One of our top previews in the 2014 Hot List, Strangers marks the debut LP in RAC's new foray into original music composition. It has been initially rolled out as two separate volumes, but the complete album can now be purchased as a single LP.
So what can one expect from a remix artist's original content? One might have expected something a bit clubby or heavily electronic that belies Anjos's DJ roots. It's a surprise then that Strangers strikes such a laid back tone, and in a variety of different styles. But while RAC displays an impressive musical range, from sparkling electropop to mellow indie rock and sun-tinged funk, there are common elements that run throughout.
Most tracks are infectiously danceable regardless of genre, and the production quality is smooth as silk. Each track flows effortlessly and strikes an expert balance of being in equal parts playful and soothing. Strangers is additionally boosted by contributions from a diverse array of A-list musical talent which includes Kele Okereke of Bloc Party, Tokyo Police Club, and Tegan and Sara among others.
It's another recurring element through the album to contrast music and lyrics. For example incredibly catchy lead single Let Go, featuring vocals from Kele and MNDR, is one of the album's clear standout tracks. The song's bouncy and carefree melody hooks into its listener fast, but belies at its heart a cautionary romantic tale.
Tegan and Sara's contribution follows a similar style as another example of catchy, and playful pop, resulting in another of the album's highlights with Hard to Hold. Sweet and sugar-toned, the track pulses with frustration beneath, also exhibiting some of RAC's instrumental range with punchy string and piano motifs.
Meanwhile Tourist, featuring the vocals of Tokyo Police Club, takes a completely different direction into somewhat more mellow sounding college rock. A much steadier and grounded melody differs starkly with some of the bubbly pop seen elsewhere, its silky vocals nevertheless provide a comforting contrast through the track's tale of relationship ennui. An extremely smooth and laid back track that crescendos slowly, it works extremely well.
Further good examples of the diversity on offer with this album come from the refreshingly funky Tear You Down featuring Alex Ebert, a track that combines an almost Bob Dylan folk style with RAC's smooth dance beat, while the sun-streaked All I Got, featuring Peter Moren, is another strong addition.

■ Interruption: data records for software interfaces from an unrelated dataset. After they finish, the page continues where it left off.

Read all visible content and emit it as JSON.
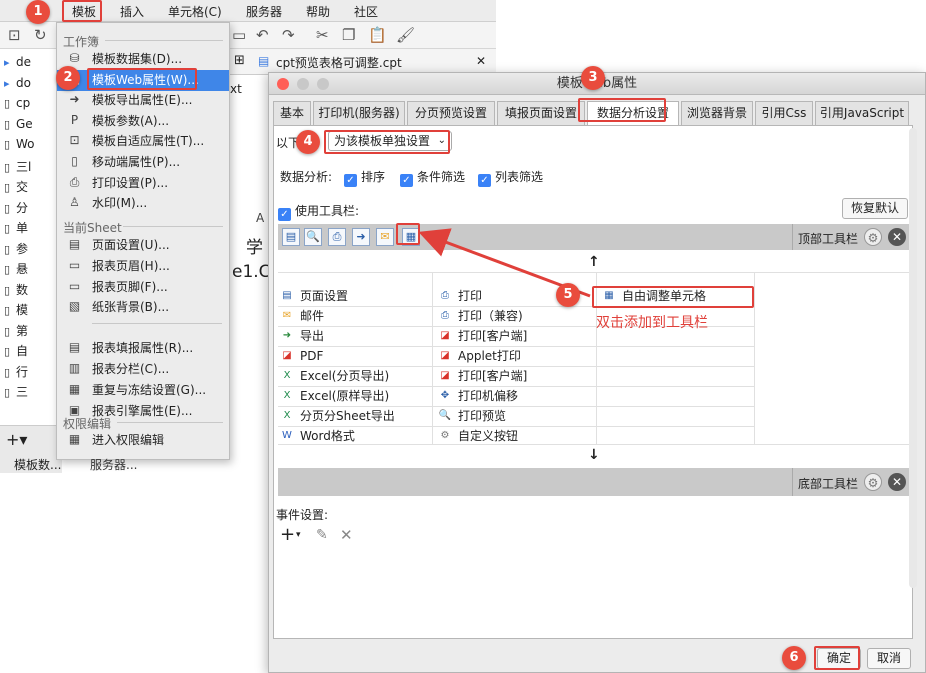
{
  "menubar": {
    "items": [
      "模板",
      "插入",
      "单元格(C)",
      "服务器",
      "帮助",
      "社区"
    ]
  },
  "tree": {
    "items": [
      "de",
      "do",
      "cp",
      "Ge",
      "Wo",
      "三l",
      "交",
      "分",
      "单",
      "参",
      "悬",
      "数",
      "模",
      "第",
      "自",
      "行",
      "三"
    ],
    "bottom_label": "模板数..."
  },
  "file_tab": {
    "title": "cpt预览表格可调整.cpt",
    "partial_label": "xt"
  },
  "grid_snippets": {
    "letter": "A",
    "char1": "学",
    "value": "e1.C"
  },
  "dropdown": {
    "section_workbook": "工作簿",
    "workbook_items": [
      {
        "label": "模板数据集(D)...",
        "icon": "database-icon"
      },
      {
        "label": "模板Web属性(W)...",
        "icon": "web-icon"
      },
      {
        "label": "模板导出属性(E)...",
        "icon": "export-icon"
      },
      {
        "label": "模板参数(A)...",
        "icon": "parameter-icon"
      },
      {
        "label": "模板自适应属性(T)...",
        "icon": "adaptive-icon"
      },
      {
        "label": "移动端属性(P)...",
        "icon": "mobile-icon"
      },
      {
        "label": "打印设置(P)...",
        "icon": "printer-icon"
      },
      {
        "label": "水印(M)...",
        "icon": "watermark-icon"
      }
    ],
    "section_sheet": "当前Sheet",
    "sheet_items": [
      {
        "label": "页面设置(U)...",
        "icon": "page-setup-icon"
      },
      {
        "label": "报表页眉(H)...",
        "icon": "header-icon"
      },
      {
        "label": "报表页脚(F)...",
        "icon": "footer-icon"
      },
      {
        "label": "纸张背景(B)...",
        "icon": "paper-background-icon"
      },
      {
        "label": "报表填报属性(R)...",
        "icon": "fill-report-icon"
      },
      {
        "label": "报表分栏(C)...",
        "icon": "columns-icon"
      },
      {
        "label": "重复与冻结设置(G)...",
        "icon": "freeze-icon"
      },
      {
        "label": "报表引擎属性(E)...",
        "icon": "engine-icon"
      }
    ],
    "section_permission": "权限编辑",
    "permission_item": {
      "label": "进入权限编辑",
      "icon": "permission-icon"
    },
    "bottom_label": "服务器..."
  },
  "dialog": {
    "title": "模板Web属性",
    "tabs": [
      "基本",
      "打印机(服务器)",
      "分页预览设置",
      "填报页面设置",
      "数据分析设置",
      "浏览器背景",
      "引用Css",
      "引用JavaScript"
    ],
    "selected_tab": 4,
    "scope_label": "以下",
    "scope_value": "为该模板单独设置",
    "analysis_label": "数据分析:",
    "checks": [
      "排序",
      "条件筛选",
      "列表筛选"
    ],
    "use_toolbar_label": "使用工具栏:",
    "restore_default": "恢复默认",
    "top_toolbar_label": "顶部工具栏",
    "bottom_toolbar_label": "底部工具栏",
    "up_arrow": "↑",
    "down_arrow": "↓",
    "column1": [
      {
        "label": "页面设置",
        "icon": "page-setup-icon"
      },
      {
        "label": "邮件",
        "icon": "mail-icon"
      },
      {
        "label": "导出",
        "icon": "export-icon"
      },
      {
        "label": "PDF",
        "icon": "pdf-icon"
      },
      {
        "label": "Excel(分页导出)",
        "icon": "excel-icon"
      },
      {
        "label": "Excel(原样导出)",
        "icon": "excel-icon"
      },
      {
        "label": "分页分Sheet导出",
        "icon": "excel-icon"
      },
      {
        "label": "Word格式",
        "icon": "word-icon"
      }
    ],
    "column2": [
      {
        "label": "打印",
        "icon": "printer-icon"
      },
      {
        "label": "打印（兼容)",
        "icon": "printer-icon"
      },
      {
        "label": "打印[客户端]",
        "icon": "print-client-icon"
      },
      {
        "label": "Applet打印",
        "icon": "pdf-icon"
      },
      {
        "label": "打印[客户端]",
        "icon": "pdf-icon"
      },
      {
        "label": "打印机偏移",
        "icon": "move-icon"
      },
      {
        "label": "打印预览",
        "icon": "preview-icon"
      },
      {
        "label": "自定义按钮",
        "icon": "gear-icon"
      }
    ],
    "column3": [
      {
        "label": "自由调整单元格",
        "icon": "grid-icon"
      }
    ],
    "event_label": "事件设置:",
    "ok": "确定",
    "cancel": "取消"
  },
  "annotation": "双击添加到工具栏",
  "callouts": [
    "1",
    "2",
    "3",
    "4",
    "5",
    "6"
  ],
  "colors": {
    "accent_red": "#e0403a",
    "selection_blue": "#3f86e8"
  }
}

Contrast these songs with the two-track combo that opens the second half of Strangers; the acoustic lull of Sixteen that leads into an almost Disney musical style of pop ballad with Seventeen, and it's clear that Anjos is growing into a songwriter of some depth and variety.

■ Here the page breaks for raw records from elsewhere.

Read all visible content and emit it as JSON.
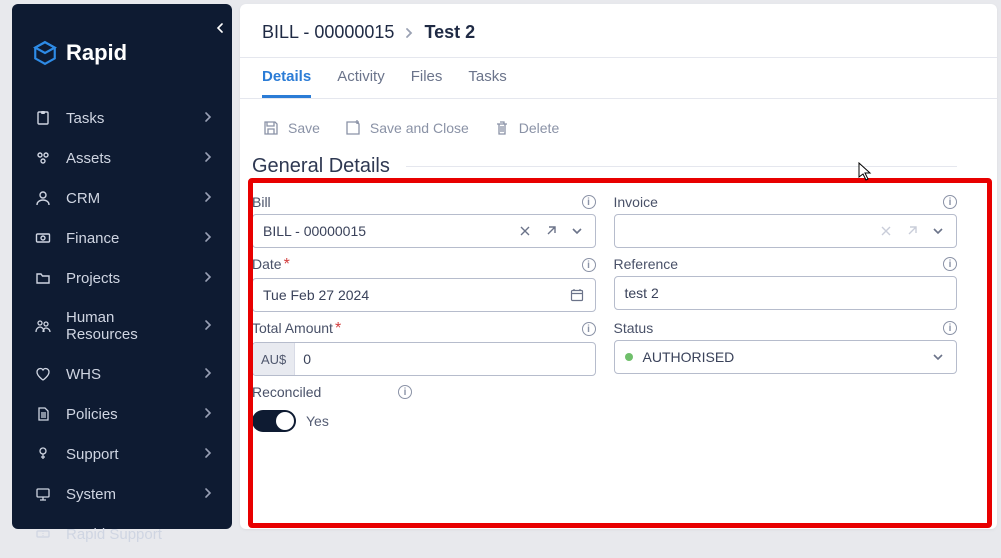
{
  "brand": {
    "name": "Rapid"
  },
  "sidebar": {
    "items": [
      {
        "label": "Tasks"
      },
      {
        "label": "Assets"
      },
      {
        "label": "CRM"
      },
      {
        "label": "Finance"
      },
      {
        "label": "Projects"
      },
      {
        "label": "Human Resources"
      },
      {
        "label": "WHS"
      },
      {
        "label": "Policies"
      },
      {
        "label": "Support"
      },
      {
        "label": "System"
      },
      {
        "label": "Rapid Support"
      }
    ]
  },
  "breadcrumb": {
    "parent": "BILL - 00000015",
    "current": "Test 2"
  },
  "tabs": [
    {
      "label": "Details",
      "active": true
    },
    {
      "label": "Activity"
    },
    {
      "label": "Files"
    },
    {
      "label": "Tasks"
    }
  ],
  "toolbar": {
    "save": "Save",
    "save_close": "Save and Close",
    "delete": "Delete"
  },
  "section": {
    "title": "General Details"
  },
  "form": {
    "bill": {
      "label": "Bill",
      "value": "BILL - 00000015"
    },
    "invoice": {
      "label": "Invoice",
      "value": ""
    },
    "date": {
      "label": "Date",
      "required": true,
      "value": "Tue Feb 27 2024"
    },
    "reference": {
      "label": "Reference",
      "value": "test 2"
    },
    "total_amount": {
      "label": "Total Amount",
      "required": true,
      "prefix": "AU$",
      "value": "0"
    },
    "status": {
      "label": "Status",
      "value": "AUTHORISED"
    },
    "reconciled": {
      "label": "Reconciled",
      "value": true,
      "value_label": "Yes"
    }
  }
}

Meanwhile it's one of the album's most disparate points, 405 that stands out in particular as a highlight. Guest vocalist YACHT describes the track as an ode to driving along the west coast with its lush 80s tint and twilit melody.
Through it all a consistency in quality really stands out. The album is full of really lovely songs that are a joy to listen to, while there are very few sour notes, the album's second track Ello Ello being the most obvious culprit.
Strangers is a very strong debut album from RAC, and should form an essential part of your summer soundtrack this year.
Must Listen :
Hard to Hold